WHAT TO WORK ON =
Produce the same data once more, line for line.

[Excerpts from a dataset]
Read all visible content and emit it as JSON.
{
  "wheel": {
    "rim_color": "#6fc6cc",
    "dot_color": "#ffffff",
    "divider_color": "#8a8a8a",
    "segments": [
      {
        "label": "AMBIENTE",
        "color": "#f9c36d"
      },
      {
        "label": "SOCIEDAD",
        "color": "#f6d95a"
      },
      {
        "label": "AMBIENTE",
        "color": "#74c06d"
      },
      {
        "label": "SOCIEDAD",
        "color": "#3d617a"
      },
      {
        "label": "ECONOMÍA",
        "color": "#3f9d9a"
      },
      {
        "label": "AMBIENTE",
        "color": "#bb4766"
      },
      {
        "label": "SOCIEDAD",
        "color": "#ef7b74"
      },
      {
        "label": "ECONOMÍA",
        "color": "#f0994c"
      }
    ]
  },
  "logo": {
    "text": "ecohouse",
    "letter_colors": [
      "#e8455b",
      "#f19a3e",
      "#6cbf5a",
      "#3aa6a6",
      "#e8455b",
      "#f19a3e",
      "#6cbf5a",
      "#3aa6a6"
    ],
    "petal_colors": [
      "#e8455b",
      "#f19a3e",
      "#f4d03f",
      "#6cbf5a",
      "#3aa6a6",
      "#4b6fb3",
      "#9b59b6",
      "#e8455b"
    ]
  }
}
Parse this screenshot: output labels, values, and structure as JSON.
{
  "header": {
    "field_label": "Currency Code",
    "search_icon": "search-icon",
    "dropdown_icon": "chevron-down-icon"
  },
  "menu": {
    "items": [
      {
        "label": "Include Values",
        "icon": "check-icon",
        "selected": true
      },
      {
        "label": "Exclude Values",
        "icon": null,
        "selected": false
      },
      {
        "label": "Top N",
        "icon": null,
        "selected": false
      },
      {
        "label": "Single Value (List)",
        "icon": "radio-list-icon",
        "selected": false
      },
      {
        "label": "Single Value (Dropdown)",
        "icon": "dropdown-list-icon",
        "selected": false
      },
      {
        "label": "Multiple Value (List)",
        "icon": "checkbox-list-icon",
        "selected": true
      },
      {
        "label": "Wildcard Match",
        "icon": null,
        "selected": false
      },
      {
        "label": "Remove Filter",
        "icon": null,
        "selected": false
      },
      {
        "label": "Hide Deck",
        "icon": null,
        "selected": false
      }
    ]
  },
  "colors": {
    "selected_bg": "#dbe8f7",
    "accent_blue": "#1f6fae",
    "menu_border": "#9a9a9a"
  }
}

ANSWER SECTION =
Read all visible content and emit it as JSON.
{
  "wheel": {
    "rim_color": "#6fc6cc",
    "dot_color": "#ffffff",
    "divider_color": "#8a8a8a",
    "segments": [
      {
        "label": "AMBIENTE",
        "color": "#f9c36d"
      },
      {
        "label": "SOCIEDAD",
        "color": "#f6d95a"
      },
      {
        "label": "AMBIENTE",
        "color": "#74c06d"
      },
      {
        "label": "SOCIEDAD",
        "color": "#3d617a"
      },
      {
        "label": "ECONOMÍA",
        "color": "#3f9d9a"
      },
      {
        "label": "AMBIENTE",
        "color": "#bb4766"
      },
      {
        "label": "SOCIEDAD",
        "color": "#ef7b74"
      },
      {
        "label": "ECONOMÍA",
        "color": "#f0994c"
      }
    ]
  },
  "logo": {
    "text": "ecohouse",
    "letter_colors": [
      "#e8455b",
      "#f19a3e",
      "#6cbf5a",
      "#3aa6a6",
      "#e8455b",
      "#f19a3e",
      "#6cbf5a",
      "#3aa6a6"
    ],
    "petal_colors": [
      "#e8455b",
      "#f19a3e",
      "#f4d03f",
      "#6cbf5a",
      "#3aa6a6",
      "#4b6fb3",
      "#9b59b6",
      "#e8455b"
    ]
  }
}
Parse this screenshot: output labels, values, and structure as JSON.
{
  "header": {
    "field_label": "Currency Code",
    "search_icon": "search-icon",
    "dropdown_icon": "chevron-down-icon"
  },
  "menu": {
    "items": [
      {
        "label": "Include Values",
        "icon": "check-icon",
        "selected": true
      },
      {
        "label": "Exclude Values",
        "icon": null,
        "selected": false
      },
      {
        "label": "Top N",
        "icon": null,
        "selected": false
      },
      {
        "label": "Single Value (List)",
        "icon": "radio-list-icon",
        "selected": false
      },
      {
        "label": "Single Value (Dropdown)",
        "icon": "dropdown-list-icon",
        "selected": false
      },
      {
        "label": "Multiple Value (List)",
        "icon": "checkbox-list-icon",
        "selected": true
      },
      {
        "label": "Wildcard Match",
        "icon": null,
        "selected": false
      },
      {
        "label": "Remove Filter",
        "icon": null,
        "selected": false
      },
      {
        "label": "Hide Deck",
        "icon": null,
        "selected": false
      }
    ]
  },
  "colors": {
    "selected_bg": "#dbe8f7",
    "accent_blue": "#1f6fae",
    "menu_border": "#9a9a9a"
  }
}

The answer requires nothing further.